◆ WHAT THE EXERCISE ASKS
Check every line below, and copy those that include "Google".

[Dataset rows describing interfaces]
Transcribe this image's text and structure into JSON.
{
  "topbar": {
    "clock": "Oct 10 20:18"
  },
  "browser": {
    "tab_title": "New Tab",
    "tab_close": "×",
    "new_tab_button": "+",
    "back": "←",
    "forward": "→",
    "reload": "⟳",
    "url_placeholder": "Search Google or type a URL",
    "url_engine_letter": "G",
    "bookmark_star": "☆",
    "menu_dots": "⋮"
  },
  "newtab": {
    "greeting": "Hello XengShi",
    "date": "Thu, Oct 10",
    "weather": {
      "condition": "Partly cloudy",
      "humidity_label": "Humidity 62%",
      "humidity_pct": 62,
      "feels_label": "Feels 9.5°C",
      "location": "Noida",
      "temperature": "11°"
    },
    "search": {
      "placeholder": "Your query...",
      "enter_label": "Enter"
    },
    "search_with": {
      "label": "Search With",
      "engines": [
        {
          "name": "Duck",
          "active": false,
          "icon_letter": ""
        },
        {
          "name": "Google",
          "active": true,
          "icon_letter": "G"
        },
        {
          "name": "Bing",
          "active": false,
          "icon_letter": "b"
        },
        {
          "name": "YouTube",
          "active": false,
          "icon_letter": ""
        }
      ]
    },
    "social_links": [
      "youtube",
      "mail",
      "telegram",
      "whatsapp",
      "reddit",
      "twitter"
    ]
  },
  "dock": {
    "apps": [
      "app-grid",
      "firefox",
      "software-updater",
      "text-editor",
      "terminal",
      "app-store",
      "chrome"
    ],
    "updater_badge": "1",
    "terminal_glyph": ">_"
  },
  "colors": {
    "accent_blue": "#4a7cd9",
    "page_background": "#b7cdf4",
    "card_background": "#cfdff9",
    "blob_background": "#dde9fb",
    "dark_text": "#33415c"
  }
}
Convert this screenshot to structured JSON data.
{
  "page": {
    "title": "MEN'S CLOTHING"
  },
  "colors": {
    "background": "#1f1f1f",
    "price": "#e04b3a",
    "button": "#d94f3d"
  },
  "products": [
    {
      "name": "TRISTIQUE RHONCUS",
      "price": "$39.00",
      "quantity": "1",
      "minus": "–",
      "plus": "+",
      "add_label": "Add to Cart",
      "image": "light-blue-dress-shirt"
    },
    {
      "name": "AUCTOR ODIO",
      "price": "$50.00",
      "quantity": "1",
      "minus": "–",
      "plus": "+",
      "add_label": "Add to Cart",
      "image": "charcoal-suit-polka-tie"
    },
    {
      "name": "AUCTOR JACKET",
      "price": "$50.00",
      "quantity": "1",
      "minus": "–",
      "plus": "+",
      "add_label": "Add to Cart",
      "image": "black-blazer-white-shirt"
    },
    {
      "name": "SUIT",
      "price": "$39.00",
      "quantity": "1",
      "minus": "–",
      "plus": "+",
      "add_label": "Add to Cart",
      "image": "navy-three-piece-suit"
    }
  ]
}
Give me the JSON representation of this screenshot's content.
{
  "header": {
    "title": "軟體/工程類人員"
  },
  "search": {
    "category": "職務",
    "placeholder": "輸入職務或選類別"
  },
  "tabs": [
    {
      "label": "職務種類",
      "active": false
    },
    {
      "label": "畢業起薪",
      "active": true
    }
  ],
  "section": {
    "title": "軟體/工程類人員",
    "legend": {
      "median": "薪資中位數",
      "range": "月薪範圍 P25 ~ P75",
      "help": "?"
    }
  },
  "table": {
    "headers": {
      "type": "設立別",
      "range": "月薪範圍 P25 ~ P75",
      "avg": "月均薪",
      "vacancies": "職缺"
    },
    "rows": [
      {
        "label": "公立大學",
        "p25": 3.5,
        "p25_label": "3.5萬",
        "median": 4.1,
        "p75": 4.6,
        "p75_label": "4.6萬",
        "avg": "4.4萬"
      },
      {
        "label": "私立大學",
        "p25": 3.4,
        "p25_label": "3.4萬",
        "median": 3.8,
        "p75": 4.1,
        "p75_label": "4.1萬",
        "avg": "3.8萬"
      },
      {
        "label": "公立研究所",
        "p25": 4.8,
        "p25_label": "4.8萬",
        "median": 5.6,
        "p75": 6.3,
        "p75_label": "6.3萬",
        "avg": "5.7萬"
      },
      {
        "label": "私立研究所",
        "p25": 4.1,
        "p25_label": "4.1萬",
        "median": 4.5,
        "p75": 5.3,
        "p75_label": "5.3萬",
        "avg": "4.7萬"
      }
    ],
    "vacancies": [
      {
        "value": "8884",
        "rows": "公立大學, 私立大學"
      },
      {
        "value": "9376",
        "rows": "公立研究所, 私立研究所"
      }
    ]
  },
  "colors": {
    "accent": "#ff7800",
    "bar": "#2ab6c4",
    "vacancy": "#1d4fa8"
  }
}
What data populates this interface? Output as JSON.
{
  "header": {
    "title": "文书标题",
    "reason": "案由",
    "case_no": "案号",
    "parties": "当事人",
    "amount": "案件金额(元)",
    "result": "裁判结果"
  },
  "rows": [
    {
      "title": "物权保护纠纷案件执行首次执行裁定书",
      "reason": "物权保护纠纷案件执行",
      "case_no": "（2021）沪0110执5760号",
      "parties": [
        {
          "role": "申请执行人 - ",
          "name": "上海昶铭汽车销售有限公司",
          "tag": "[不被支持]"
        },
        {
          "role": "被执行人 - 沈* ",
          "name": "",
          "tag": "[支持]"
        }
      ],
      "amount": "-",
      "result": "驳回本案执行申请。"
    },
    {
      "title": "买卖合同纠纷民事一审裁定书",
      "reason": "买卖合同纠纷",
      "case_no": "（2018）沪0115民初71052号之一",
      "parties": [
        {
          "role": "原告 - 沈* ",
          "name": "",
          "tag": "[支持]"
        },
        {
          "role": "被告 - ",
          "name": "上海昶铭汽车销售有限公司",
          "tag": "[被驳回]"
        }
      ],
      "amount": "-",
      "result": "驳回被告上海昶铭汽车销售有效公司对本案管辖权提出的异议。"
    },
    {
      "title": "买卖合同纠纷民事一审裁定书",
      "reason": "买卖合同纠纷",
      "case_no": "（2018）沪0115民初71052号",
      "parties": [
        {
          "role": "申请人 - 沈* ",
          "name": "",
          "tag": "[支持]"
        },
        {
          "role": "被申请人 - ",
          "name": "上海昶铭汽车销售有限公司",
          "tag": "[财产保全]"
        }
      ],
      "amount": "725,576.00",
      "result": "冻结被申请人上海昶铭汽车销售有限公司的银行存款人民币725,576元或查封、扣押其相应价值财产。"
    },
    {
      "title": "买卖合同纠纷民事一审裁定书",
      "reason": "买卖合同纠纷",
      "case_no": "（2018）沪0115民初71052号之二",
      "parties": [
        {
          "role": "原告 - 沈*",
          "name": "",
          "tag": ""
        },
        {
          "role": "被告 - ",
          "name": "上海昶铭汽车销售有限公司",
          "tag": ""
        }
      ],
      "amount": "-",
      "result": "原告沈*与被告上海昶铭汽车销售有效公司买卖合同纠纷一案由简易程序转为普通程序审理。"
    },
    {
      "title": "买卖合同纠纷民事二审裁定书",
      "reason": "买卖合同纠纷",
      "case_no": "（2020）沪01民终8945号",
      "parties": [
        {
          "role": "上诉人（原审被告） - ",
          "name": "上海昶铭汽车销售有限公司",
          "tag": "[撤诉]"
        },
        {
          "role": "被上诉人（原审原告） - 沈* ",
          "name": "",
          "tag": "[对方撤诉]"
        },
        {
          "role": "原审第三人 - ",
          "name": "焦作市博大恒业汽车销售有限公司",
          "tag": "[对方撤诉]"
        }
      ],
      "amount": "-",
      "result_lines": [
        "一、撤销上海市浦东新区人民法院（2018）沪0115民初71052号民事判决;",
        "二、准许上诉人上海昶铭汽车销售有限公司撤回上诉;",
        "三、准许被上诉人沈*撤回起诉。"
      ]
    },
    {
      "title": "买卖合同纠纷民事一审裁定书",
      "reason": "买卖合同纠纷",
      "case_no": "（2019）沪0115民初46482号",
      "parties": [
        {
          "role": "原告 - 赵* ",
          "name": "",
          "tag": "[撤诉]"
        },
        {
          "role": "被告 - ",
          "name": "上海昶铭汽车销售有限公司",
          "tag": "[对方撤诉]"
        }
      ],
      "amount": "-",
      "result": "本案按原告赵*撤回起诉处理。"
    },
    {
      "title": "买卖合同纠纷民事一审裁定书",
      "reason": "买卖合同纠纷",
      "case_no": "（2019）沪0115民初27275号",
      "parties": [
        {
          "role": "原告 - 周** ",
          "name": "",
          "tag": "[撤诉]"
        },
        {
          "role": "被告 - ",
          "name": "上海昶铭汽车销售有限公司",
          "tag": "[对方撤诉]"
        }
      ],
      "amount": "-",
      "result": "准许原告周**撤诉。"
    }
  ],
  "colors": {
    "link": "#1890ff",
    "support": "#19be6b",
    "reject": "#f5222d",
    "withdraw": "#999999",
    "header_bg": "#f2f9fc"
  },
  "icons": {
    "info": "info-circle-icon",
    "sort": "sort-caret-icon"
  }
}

◆ WRITTEN REPLY
    "url_placeholder": "Search Google or type a URL",
          "name": "Google",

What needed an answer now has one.